The darker colors express more seriousness (and blue is the color of trust).  The red is either a power look or simply a way to separate her from the sea of men’s dark suits.  Another aspect I’m sure she keeps in mind is that when she’s on stage, she doesn’t want to blend into the background, she wants to contrast with it.  As you can see, she visually pops out from the stage. We can't ignore or dismiss her. The red jacket and dress in the photo above illustrate this. Plus, the red helps her stand out and separate her from the other guests on stage.  Note, I did not say “stick out;” I said “stand out” — two entirely different concepts.  We want to stand out for our accomplishments, not stick out for our naiveté.  Please note her arms are covered — no sleeveless dresses when she's in an international forum where men are wearing business suits.


Note her dress lengths are longer because she knows she’s going to have to sit in a chair on stage.  If the skirt is too short, it will embarrass her because it will rise up too far on her leg for civility.  She doesn’t want that photo to land on the Internet.


And her shoes are the all-important closed-toe pump.  At this level of business gravity, no other shoe will do.  Peep-toes or too-trendy will diminish her professional image.  Any heel height is acceptable as long as its toe is closed.  The toe shape can be round or pointed or almond  — just closed.  And no flats onstage, ever.  Not a power look.  Offstage, yes.  Onstage, no, not ever.


This breakdown is just the tip of the iceberg on how we can create and manage our professional image.  As you can see, the individual details add up to a cohesive, respectful, coherent brand image.  And the confidence you gain knowing you are perfectly “suited up” for an event makes for a remarkable personal transformation into your personal power.


If you want to learn how more of these subtle tips and how to use them to give yourself that little ‘edge’ for your professional career, sign up now for my workshop “The Art of Presence” Wednesday, Feb. 7 OR Thursday, Feb. 22 over lunch.  Bring your questions, bring a friend.  I will answer everything and you can leave with your brand new wardrobe and brand plan!  See you there!

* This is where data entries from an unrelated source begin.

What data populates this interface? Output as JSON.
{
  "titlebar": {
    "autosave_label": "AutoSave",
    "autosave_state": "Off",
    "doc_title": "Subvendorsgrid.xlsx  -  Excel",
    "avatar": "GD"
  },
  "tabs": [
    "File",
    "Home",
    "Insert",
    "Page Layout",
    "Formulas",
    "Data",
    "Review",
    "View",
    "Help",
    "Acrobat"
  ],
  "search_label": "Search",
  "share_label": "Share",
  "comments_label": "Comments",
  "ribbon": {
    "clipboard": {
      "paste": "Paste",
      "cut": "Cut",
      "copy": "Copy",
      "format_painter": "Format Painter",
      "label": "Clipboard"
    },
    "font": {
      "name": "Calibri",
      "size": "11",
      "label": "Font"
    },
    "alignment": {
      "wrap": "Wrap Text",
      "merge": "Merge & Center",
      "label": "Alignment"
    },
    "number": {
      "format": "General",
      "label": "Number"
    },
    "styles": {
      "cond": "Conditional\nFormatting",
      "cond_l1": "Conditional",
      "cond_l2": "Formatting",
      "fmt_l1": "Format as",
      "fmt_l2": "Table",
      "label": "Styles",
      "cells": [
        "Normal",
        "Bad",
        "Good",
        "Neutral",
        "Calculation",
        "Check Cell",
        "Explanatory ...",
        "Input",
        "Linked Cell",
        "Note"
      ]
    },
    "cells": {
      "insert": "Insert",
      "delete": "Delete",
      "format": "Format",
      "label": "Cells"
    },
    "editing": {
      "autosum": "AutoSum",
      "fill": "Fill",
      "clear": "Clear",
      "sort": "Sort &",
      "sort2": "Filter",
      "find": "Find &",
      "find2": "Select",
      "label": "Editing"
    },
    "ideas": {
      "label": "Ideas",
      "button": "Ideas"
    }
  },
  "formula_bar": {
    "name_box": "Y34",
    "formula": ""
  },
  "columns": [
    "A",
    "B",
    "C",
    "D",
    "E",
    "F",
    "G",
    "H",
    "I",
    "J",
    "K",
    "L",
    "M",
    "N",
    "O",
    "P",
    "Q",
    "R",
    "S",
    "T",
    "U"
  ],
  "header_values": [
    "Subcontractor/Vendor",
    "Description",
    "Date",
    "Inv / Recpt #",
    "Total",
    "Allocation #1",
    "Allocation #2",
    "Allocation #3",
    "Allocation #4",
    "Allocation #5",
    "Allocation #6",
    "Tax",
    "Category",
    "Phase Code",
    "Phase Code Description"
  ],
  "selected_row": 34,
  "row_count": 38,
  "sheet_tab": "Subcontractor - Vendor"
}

The problem with every type of energy supply, from fossil fuels, to nuclear (based on uranium), to geothermal, to hydroelectric, to wind and solar, is diminishing returns.  At some point, the cost of producing energy becomes less efficient, and this results in an increase in cost of production.

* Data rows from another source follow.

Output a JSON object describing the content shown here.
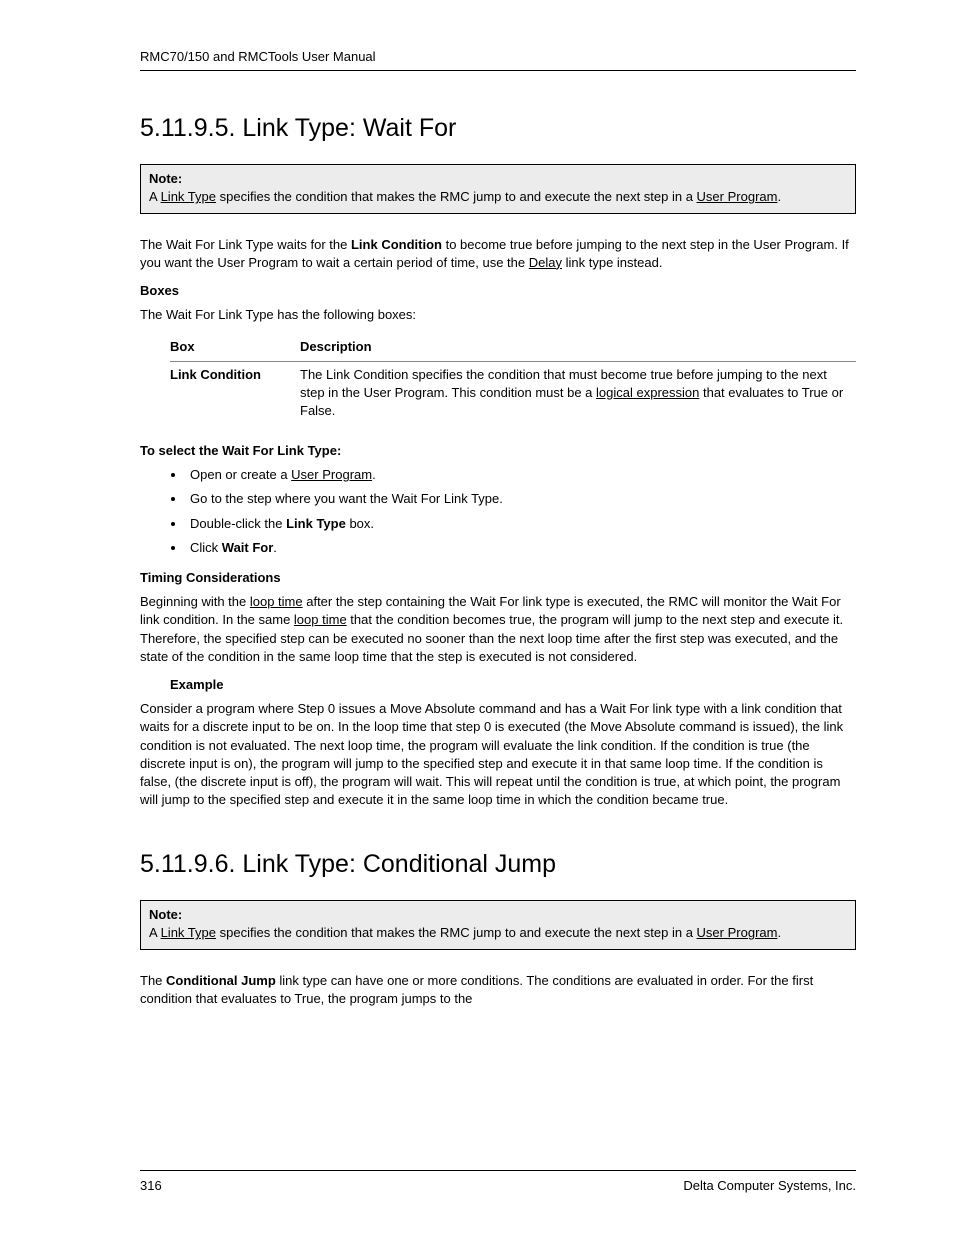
{
  "header": {
    "running": "RMC70/150 and RMCTools User Manual"
  },
  "section1": {
    "number": "5.11.9.5.",
    "title": "Link Type: Wait For",
    "note": {
      "label": "Note:",
      "pre": "A ",
      "linkType": "Link Type",
      "mid": " specifies the condition that makes the RMC jump to and execute the next step in a ",
      "userProgram": "User Program",
      "end": "."
    },
    "intro": {
      "p1a": "The Wait For Link Type waits for the ",
      "p1b_bold": "Link Condition",
      "p1c": " to become true before jumping to the next step in the User Program. If you want the User Program to wait a certain period of time, use the ",
      "p1d_link": "Delay",
      "p1e": " link type instead."
    },
    "boxes": {
      "heading": "Boxes",
      "lead": "The Wait For Link Type has the following boxes:",
      "col1": "Box",
      "col2": "Description",
      "row1": {
        "name": "Link Condition",
        "desc_a": "The Link Condition specifies the condition that must become true before jumping to the next step in the User Program. This condition must be a ",
        "desc_link": "logical expression",
        "desc_b": " that evaluates to True or False."
      }
    },
    "select": {
      "heading": "To select the Wait For Link Type:",
      "li1a": "Open or create a ",
      "li1b": "User Program",
      "li1c": ".",
      "li2": "Go to the step where you want the Wait For Link Type.",
      "li3a": "Double-click the ",
      "li3b": "Link Type",
      "li3c": " box.",
      "li4a": "Click ",
      "li4b": "Wait For",
      "li4c": "."
    },
    "timing": {
      "heading": "Timing Considerations",
      "p1a": "Beginning with the ",
      "p1b": "loop time",
      "p1c": " after the step containing the Wait For link type is executed, the RMC will monitor the Wait For link condition. In the same ",
      "p1d": "loop time",
      "p1e": " that the condition becomes true, the program will jump to the next step and execute it. Therefore, the specified step can be executed no sooner than the next loop time after the first step was executed, and the state of the condition in the same loop time that the step is executed is not considered.",
      "exampleHead": "Example",
      "example": "Consider a program where Step 0 issues a Move Absolute command and has a Wait For link type with a link condition that waits for a discrete input to be on. In the loop time that step 0 is executed (the Move Absolute command is issued), the link condition is not evaluated. The next loop time, the program will evaluate the link condition. If the condition is true (the discrete input is on), the program will jump to the specified step and execute it in that same loop time. If the condition is false, (the discrete input is off), the program will wait. This will repeat until the condition is true, at which point, the program will jump to the specified step and execute it in the same loop time in which the condition became true."
    }
  },
  "section2": {
    "number": "5.11.9.6.",
    "title": "Link Type: Conditional Jump",
    "note": {
      "label": "Note:",
      "pre": "A ",
      "linkType": "Link Type",
      "mid": " specifies the condition that makes the RMC jump to and execute the next step in a ",
      "userProgram": "User Program",
      "end": "."
    },
    "intro": {
      "p1a": "The ",
      "p1b_bold": "Conditional Jump",
      "p1c": " link type can have one or more conditions. The conditions are evaluated in order. For the first condition that evaluates to True, the program jumps to the"
    }
  },
  "footer": {
    "page": "316",
    "company": "Delta Computer Systems, Inc."
  }
}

With oil, the growing cost of extraction comes because the cheap-to-extract oil is extracted first, leaving only the expensive-to-extract oil. This makes the price go up. 


Now let’s take Uranium as an example.  It experiences the same problem of diminishing returns, similar to oil.   After the cheap-to-extract portions are extracted, we must eventually move on to lower-grade and harder to extract ores.

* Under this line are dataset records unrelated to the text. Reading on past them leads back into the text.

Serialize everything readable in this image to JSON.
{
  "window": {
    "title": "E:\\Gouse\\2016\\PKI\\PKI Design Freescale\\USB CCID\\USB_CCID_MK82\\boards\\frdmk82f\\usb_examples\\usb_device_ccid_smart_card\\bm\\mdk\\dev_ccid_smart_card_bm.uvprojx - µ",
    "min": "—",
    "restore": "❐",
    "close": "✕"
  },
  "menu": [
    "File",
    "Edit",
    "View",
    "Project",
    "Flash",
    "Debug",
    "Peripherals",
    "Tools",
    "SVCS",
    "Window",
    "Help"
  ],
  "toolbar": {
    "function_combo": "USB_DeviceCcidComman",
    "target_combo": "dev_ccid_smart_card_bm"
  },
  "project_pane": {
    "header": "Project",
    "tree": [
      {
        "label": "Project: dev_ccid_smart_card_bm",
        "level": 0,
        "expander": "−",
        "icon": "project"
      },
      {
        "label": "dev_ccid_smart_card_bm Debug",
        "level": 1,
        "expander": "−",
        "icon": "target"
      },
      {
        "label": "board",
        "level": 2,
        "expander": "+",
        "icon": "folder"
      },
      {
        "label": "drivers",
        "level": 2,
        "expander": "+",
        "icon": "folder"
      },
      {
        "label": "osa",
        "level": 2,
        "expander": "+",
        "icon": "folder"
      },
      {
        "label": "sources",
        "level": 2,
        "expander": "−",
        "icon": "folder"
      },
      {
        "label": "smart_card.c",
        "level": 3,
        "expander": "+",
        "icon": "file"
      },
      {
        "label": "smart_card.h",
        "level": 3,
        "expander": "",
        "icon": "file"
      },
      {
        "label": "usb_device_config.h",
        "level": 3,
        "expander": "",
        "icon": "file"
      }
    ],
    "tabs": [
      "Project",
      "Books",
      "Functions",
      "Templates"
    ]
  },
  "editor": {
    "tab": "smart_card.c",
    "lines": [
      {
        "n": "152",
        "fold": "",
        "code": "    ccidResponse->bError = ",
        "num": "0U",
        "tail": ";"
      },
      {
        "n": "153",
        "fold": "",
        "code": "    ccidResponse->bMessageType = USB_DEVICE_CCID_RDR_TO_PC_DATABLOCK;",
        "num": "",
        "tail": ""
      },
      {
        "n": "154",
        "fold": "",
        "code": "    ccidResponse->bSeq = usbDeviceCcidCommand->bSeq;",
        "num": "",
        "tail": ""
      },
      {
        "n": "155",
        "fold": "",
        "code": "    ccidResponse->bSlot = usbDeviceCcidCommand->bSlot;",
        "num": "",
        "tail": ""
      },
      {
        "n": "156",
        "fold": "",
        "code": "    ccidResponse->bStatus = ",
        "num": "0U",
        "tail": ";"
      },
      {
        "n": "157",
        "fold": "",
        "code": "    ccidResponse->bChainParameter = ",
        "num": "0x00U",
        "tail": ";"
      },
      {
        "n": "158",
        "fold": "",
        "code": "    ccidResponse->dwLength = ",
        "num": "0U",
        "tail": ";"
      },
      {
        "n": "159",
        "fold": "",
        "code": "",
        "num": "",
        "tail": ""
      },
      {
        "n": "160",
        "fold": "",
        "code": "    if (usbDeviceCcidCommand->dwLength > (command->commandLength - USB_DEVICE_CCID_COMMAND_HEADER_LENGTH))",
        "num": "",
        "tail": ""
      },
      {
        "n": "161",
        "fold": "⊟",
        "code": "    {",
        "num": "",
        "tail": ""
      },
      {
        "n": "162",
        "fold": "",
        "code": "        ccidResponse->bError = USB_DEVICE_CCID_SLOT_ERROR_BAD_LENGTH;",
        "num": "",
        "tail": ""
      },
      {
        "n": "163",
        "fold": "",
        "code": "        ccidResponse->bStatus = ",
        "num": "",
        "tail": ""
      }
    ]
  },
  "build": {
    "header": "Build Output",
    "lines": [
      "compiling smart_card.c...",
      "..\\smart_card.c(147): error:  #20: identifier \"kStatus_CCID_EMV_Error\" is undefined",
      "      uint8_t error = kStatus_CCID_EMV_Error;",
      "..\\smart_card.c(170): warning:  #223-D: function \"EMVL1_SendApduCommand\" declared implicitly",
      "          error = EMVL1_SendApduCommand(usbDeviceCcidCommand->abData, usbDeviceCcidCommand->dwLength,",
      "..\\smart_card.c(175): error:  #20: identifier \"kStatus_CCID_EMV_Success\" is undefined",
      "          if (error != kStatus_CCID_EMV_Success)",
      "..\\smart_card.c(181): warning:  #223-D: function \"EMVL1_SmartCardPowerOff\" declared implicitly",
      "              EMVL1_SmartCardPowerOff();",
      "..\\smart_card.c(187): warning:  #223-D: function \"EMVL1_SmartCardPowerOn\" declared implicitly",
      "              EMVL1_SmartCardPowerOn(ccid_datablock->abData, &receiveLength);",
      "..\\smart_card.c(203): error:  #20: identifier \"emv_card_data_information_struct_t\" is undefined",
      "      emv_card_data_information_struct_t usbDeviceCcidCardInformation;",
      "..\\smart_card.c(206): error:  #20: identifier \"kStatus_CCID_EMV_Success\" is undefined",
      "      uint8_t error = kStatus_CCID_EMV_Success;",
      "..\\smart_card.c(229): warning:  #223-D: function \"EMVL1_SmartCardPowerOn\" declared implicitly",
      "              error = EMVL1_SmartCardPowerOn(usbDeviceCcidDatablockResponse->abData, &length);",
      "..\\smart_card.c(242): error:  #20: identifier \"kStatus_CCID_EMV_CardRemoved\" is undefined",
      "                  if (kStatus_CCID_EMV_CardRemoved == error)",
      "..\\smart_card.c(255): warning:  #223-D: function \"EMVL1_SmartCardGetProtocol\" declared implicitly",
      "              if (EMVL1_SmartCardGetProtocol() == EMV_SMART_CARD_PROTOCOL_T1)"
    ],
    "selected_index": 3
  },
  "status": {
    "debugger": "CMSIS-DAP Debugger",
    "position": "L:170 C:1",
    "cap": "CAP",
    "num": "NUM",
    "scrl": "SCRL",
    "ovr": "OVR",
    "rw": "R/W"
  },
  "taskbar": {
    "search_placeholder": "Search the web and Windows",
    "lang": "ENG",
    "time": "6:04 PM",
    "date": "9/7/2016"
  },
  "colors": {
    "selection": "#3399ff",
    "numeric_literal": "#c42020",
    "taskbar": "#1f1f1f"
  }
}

What about hydroelectric?  Same problem.  When hydroelectric plants are installed, the best locations are utilized first. Gradually, less desirable locations are added. The same holds for wind turbines.


And don’t forget about wood.  When it comes to wood, overuse and deforestation are constant problems.  Throw in the exponential population growth over that last few decades and the situation is likely to become even worse.


In addition to diminishing returns, there’s another important factor to consider.


Most renewables are still dependent on oil. Oil is required for operating mining equipment and for transporting goods and machinery.  Helicopters (requiring oil) are used to maintain wind turbines, especially off shore.  Road maintenance even requires oil.


The bottom line is this…


We’re getting there… but we’re not quite there yet… If there is ever a shortage of oil, there will be an enormous drop-off in the production of renewables as well.  Thus, renewables are not available in unlimited supply. If oil supply is constrained, you’ll soon discover renewable energy sources will follow shortly thereafter.